* _Requirement_:
Below are records to repeat exactly; do not include any pictures.
Segment Open
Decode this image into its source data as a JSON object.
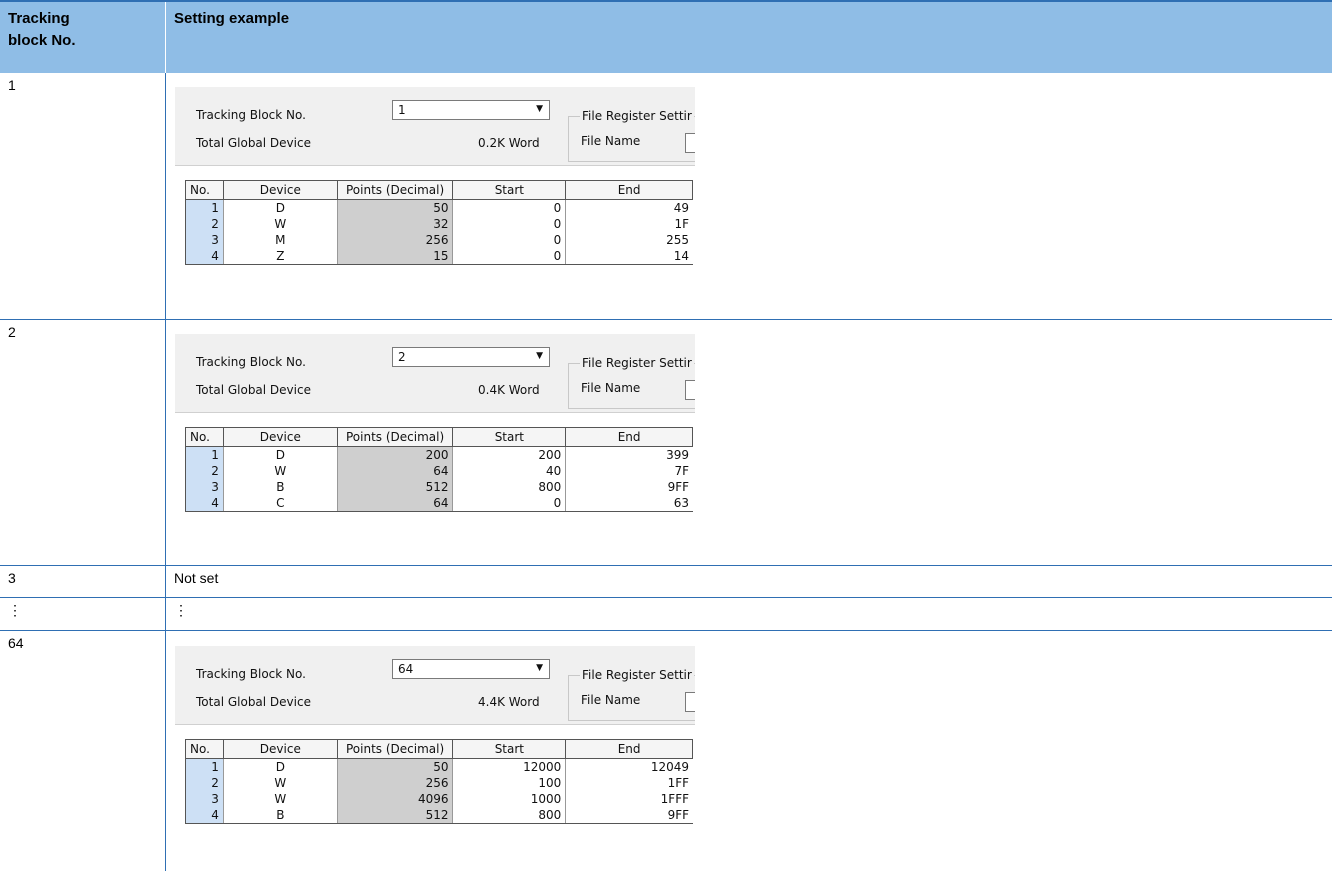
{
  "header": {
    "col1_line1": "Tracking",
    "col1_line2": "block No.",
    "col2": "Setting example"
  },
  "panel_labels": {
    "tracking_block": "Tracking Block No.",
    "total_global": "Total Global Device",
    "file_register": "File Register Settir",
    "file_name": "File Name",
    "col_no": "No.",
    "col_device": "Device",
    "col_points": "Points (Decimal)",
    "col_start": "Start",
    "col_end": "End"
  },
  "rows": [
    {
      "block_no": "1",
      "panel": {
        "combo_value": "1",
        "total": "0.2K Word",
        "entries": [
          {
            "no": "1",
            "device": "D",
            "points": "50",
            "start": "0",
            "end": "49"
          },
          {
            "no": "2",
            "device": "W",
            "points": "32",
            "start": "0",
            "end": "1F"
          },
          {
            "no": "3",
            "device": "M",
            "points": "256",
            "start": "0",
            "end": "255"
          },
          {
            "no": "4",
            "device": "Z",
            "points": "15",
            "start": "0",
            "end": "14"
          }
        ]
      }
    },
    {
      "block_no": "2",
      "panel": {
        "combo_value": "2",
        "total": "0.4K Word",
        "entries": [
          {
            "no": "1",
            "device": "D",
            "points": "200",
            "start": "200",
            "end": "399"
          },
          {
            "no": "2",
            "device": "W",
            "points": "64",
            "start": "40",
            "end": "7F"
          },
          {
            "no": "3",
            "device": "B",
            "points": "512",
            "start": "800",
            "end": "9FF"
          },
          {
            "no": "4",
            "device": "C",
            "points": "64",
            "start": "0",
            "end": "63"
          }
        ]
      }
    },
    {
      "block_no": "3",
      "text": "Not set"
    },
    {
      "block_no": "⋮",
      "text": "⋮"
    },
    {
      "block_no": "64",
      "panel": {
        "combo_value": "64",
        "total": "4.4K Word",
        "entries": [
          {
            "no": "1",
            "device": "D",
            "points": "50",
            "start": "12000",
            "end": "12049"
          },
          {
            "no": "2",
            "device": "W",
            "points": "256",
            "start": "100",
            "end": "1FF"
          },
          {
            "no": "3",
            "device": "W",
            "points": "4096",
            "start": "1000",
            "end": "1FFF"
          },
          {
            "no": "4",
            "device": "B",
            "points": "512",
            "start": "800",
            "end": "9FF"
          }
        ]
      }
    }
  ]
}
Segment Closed
* _Solution for this exercise_:
Decode this image into its source data as a JSON object.
{
  "header": {
    "col1_line1": "Tracking",
    "col1_line2": "block No.",
    "col2": "Setting example"
  },
  "panel_labels": {
    "tracking_block": "Tracking Block No.",
    "total_global": "Total Global Device",
    "file_register": "File Register Settir",
    "file_name": "File Name",
    "col_no": "No.",
    "col_device": "Device",
    "col_points": "Points (Decimal)",
    "col_start": "Start",
    "col_end": "End"
  },
  "rows": [
    {
      "block_no": "1",
      "panel": {
        "combo_value": "1",
        "total": "0.2K Word",
        "entries": [
          {
            "no": "1",
            "device": "D",
            "points": "50",
            "start": "0",
            "end": "49"
          },
          {
            "no": "2",
            "device": "W",
            "points": "32",
            "start": "0",
            "end": "1F"
          },
          {
            "no": "3",
            "device": "M",
            "points": "256",
            "start": "0",
            "end": "255"
          },
          {
            "no": "4",
            "device": "Z",
            "points": "15",
            "start": "0",
            "end": "14"
          }
        ]
      }
    },
    {
      "block_no": "2",
      "panel": {
        "combo_value": "2",
        "total": "0.4K Word",
        "entries": [
          {
            "no": "1",
            "device": "D",
            "points": "200",
            "start": "200",
            "end": "399"
          },
          {
            "no": "2",
            "device": "W",
            "points": "64",
            "start": "40",
            "end": "7F"
          },
          {
            "no": "3",
            "device": "B",
            "points": "512",
            "start": "800",
            "end": "9FF"
          },
          {
            "no": "4",
            "device": "C",
            "points": "64",
            "start": "0",
            "end": "63"
          }
        ]
      }
    },
    {
      "block_no": "3",
      "text": "Not set"
    },
    {
      "block_no": "⋮",
      "text": "⋮"
    },
    {
      "block_no": "64",
      "panel": {
        "combo_value": "64",
        "total": "4.4K Word",
        "entries": [
          {
            "no": "1",
            "device": "D",
            "points": "50",
            "start": "12000",
            "end": "12049"
          },
          {
            "no": "2",
            "device": "W",
            "points": "256",
            "start": "100",
            "end": "1FF"
          },
          {
            "no": "3",
            "device": "W",
            "points": "4096",
            "start": "1000",
            "end": "1FFF"
          },
          {
            "no": "4",
            "device": "B",
            "points": "512",
            "start": "800",
            "end": "9FF"
          }
        ]
      }
    }
  ]
}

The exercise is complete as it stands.